HOLL, WILLIAM, the elder (1771–1838), engraver, born in 1771, was apparently of German origin. He was a pupil of Benjamin Smith, the engraver, and practised in the stipple method. He was especially noted for his engraved portraits, which were very numerous, some being executed for Lodge's ‘Portraits’ (1821); was employed in engraving Corbould's drawings of the antique marbles in the British Museum, and engraved, among other subjects, ‘The Boar which killed Adonis brought before Venus,’ after R. Westall. Holl was a man of retiring disposition, and his work often appeared under the name of others. He was an advanced liberal in politics, and at the time of the Spa Fields riots in December 1816 exposed himself to great risk by concealing the ringleader, Watson. Holl died in London, 1 Dec. 1838. He had four sons, Benjamin, who practised engraving for a short time; William [see below]; Francis [q. v.], A.R.A.; and Charles (d. 1882), who also practised as an engraver.

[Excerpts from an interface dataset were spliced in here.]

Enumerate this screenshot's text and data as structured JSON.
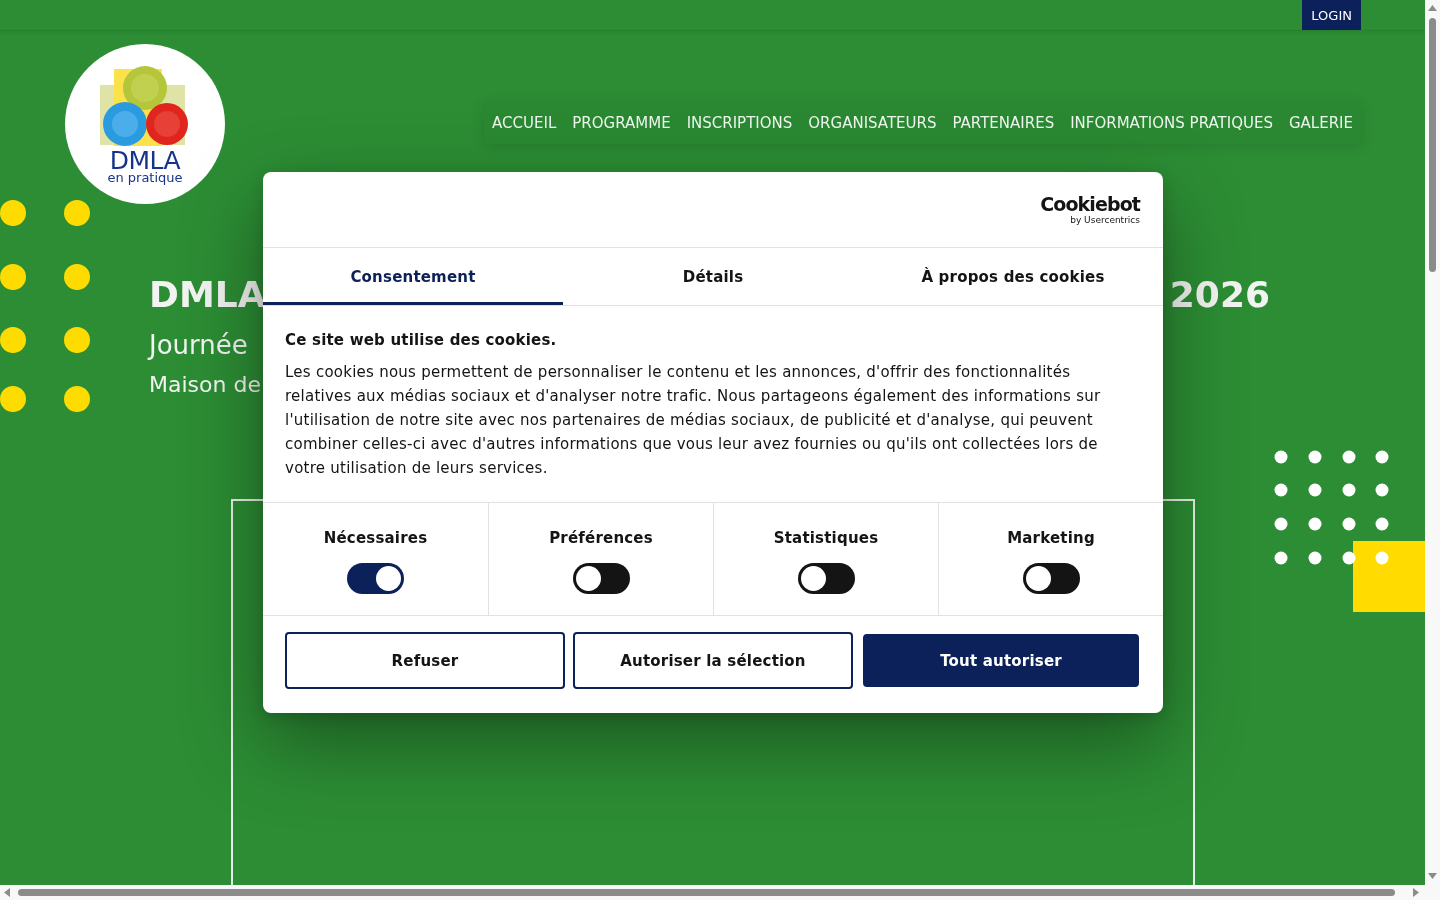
{
  "top_bar": {
    "login_button": "LOGIN"
  },
  "logo": {
    "title": "DMLA",
    "tagline": "en pratique"
  },
  "nav": [
    "ACCUEIL",
    "PROGRAMME",
    "INSCRIPTIONS",
    "ORGANISATEURS",
    "PARTENAIRES",
    "INFORMATIONS PRATIQUES",
    "GALERIE"
  ],
  "hero": {
    "title_parts": [
      "DMLA",
      "2026"
    ],
    "subtitle": "Journée",
    "location": "Maison de"
  },
  "cookie_dialog": {
    "brand": {
      "name": "Cookiebot",
      "tagline": "by Usercentrics"
    },
    "tabs": [
      {
        "label": "Consentement",
        "selected": true
      },
      {
        "label": "Détails",
        "selected": false
      },
      {
        "label": "À propos des cookies",
        "selected": false
      }
    ],
    "heading": "Ce site web utilise des cookies.",
    "text": "Les cookies nous permettent de personnaliser le contenu et les annonces, d'offrir des fonctionnalités relatives aux médias sociaux et d'analyser notre trafic. Nous partageons également des informations sur l'utilisation de notre site avec nos partenaires de médias sociaux, de publicité et d'analyse, qui peuvent combiner celles-ci avec d'autres informations que vous leur avez fournies ou qu'ils ont collectées lors de votre utilisation de leurs services.",
    "categories": [
      {
        "label": "Nécessaires",
        "on": true
      },
      {
        "label": "Préférences",
        "on": false
      },
      {
        "label": "Statistiques",
        "on": false
      },
      {
        "label": "Marketing",
        "on": false
      }
    ],
    "buttons": [
      {
        "label": "Refuser",
        "kind": "outline"
      },
      {
        "label": "Autoriser la sélection",
        "kind": "outline"
      },
      {
        "label": "Tout autoriser",
        "kind": "primary"
      }
    ]
  }
}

Holl, William, the younger (1807–1871), second son of the above, born at Plaistow, Essex, in February 1807, learnt engraving from his father, whose stipple method he adopted for some time, though he subsequently became a line-engraver on steel. He engraved numerous portraits for Lodge's ‘Portraits,’ Knight's ‘Gallery of Portraits,’ Finden's ‘Portraits of the Female Aristocracy,’ &c. He also executed plates for Blackie's ‘Bible,’ T. Moore's ‘Poems,’ and other works. He engraved after W. P. Frith, R.A., ‘An English Merrymaking,’ ‘The Village Pastor,’ ‘Ruth in the Field of Boaz,’ &c.; pictures after J. Absolon, C. Baxter, J. Faed, A. Elmore, B. West, and others; and a number of portraits of members of the ‘Grillion Club,’ drawn by G. Richmond, R.A. At the time of his death he was engaged on an engraving for the Art Union of ‘Rebekah,’ after F. Goodall, R.A., which was completed by his brother Charles Holl, and his assistant F. A. Roberts. Holl died in London, 30 Jan. 1871, after a long illness. He was an industrious worker, and his engravings are highly esteemed. He frequently worked in conjunction with his brother Francis Holl, A.R.A.
[Redgrave's Dict. of Artists; Dodd's manuscript Hist. of Engl. Engravers (Brit. Mus. Add. MS. 33402); Art Journal, 1871, p. 102; private information.]